HOW TO COMPLETE THIS TASK:
For each line in the records, produce an exact copy.

PROVIDED MATERIAL:
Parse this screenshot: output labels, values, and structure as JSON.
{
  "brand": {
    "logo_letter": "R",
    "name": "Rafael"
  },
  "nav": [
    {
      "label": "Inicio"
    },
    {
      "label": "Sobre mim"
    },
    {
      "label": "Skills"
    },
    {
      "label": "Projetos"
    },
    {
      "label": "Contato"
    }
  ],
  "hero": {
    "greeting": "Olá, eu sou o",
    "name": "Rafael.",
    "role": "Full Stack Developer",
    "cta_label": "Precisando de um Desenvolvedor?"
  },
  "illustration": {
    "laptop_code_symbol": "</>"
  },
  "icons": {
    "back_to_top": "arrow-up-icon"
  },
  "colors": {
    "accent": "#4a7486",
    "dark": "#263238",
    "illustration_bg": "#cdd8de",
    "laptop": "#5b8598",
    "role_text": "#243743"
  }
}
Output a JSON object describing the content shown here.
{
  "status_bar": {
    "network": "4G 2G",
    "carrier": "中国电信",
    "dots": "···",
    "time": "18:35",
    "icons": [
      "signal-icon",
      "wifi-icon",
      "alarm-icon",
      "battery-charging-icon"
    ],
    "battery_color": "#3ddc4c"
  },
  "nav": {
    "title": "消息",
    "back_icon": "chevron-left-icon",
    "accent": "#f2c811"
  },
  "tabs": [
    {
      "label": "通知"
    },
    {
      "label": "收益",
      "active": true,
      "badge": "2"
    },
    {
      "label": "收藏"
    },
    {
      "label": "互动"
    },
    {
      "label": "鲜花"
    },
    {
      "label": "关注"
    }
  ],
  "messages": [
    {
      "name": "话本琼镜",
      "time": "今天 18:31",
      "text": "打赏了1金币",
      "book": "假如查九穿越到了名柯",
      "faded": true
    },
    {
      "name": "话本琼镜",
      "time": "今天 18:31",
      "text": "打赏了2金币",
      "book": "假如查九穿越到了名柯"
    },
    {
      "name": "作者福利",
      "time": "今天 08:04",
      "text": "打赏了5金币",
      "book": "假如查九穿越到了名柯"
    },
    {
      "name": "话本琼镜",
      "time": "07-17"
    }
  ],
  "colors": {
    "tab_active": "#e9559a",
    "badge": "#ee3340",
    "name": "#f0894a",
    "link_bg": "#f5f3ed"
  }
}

THE ANSWER:
Parse this screenshot: output labels, values, and structure as JSON.
{
  "brand": {
    "logo_letter": "R",
    "name": "Rafael"
  },
  "nav": [
    {
      "label": "Inicio"
    },
    {
      "label": "Sobre mim"
    },
    {
      "label": "Skills"
    },
    {
      "label": "Projetos"
    },
    {
      "label": "Contato"
    }
  ],
  "hero": {
    "greeting": "Olá, eu sou o",
    "name": "Rafael.",
    "role": "Full Stack Developer",
    "cta_label": "Precisando de um Desenvolvedor?"
  },
  "illustration": {
    "laptop_code_symbol": "</>"
  },
  "icons": {
    "back_to_top": "arrow-up-icon"
  },
  "colors": {
    "accent": "#4a7486",
    "dark": "#263238",
    "illustration_bg": "#cdd8de",
    "laptop": "#5b8598",
    "role_text": "#243743"
  }
}
Output a JSON object describing the content shown here.
{
  "status_bar": {
    "network": "4G 2G",
    "carrier": "中国电信",
    "dots": "···",
    "time": "18:35",
    "icons": [
      "signal-icon",
      "wifi-icon",
      "alarm-icon",
      "battery-charging-icon"
    ],
    "battery_color": "#3ddc4c"
  },
  "nav": {
    "title": "消息",
    "back_icon": "chevron-left-icon",
    "accent": "#f2c811"
  },
  "tabs": [
    {
      "label": "通知"
    },
    {
      "label": "收益",
      "active": true,
      "badge": "2"
    },
    {
      "label": "收藏"
    },
    {
      "label": "互动"
    },
    {
      "label": "鲜花"
    },
    {
      "label": "关注"
    }
  ],
  "messages": [
    {
      "name": "话本琼镜",
      "time": "今天 18:31",
      "text": "打赏了1金币",
      "book": "假如查九穿越到了名柯",
      "faded": true
    },
    {
      "name": "话本琼镜",
      "time": "今天 18:31",
      "text": "打赏了2金币",
      "book": "假如查九穿越到了名柯"
    },
    {
      "name": "作者福利",
      "time": "今天 08:04",
      "text": "打赏了5金币",
      "book": "假如查九穿越到了名柯"
    },
    {
      "name": "话本琼镜",
      "time": "07-17"
    }
  ],
  "colors": {
    "tab_active": "#e9559a",
    "badge": "#ee3340",
    "name": "#f0894a",
    "link_bg": "#f5f3ed"
  }
}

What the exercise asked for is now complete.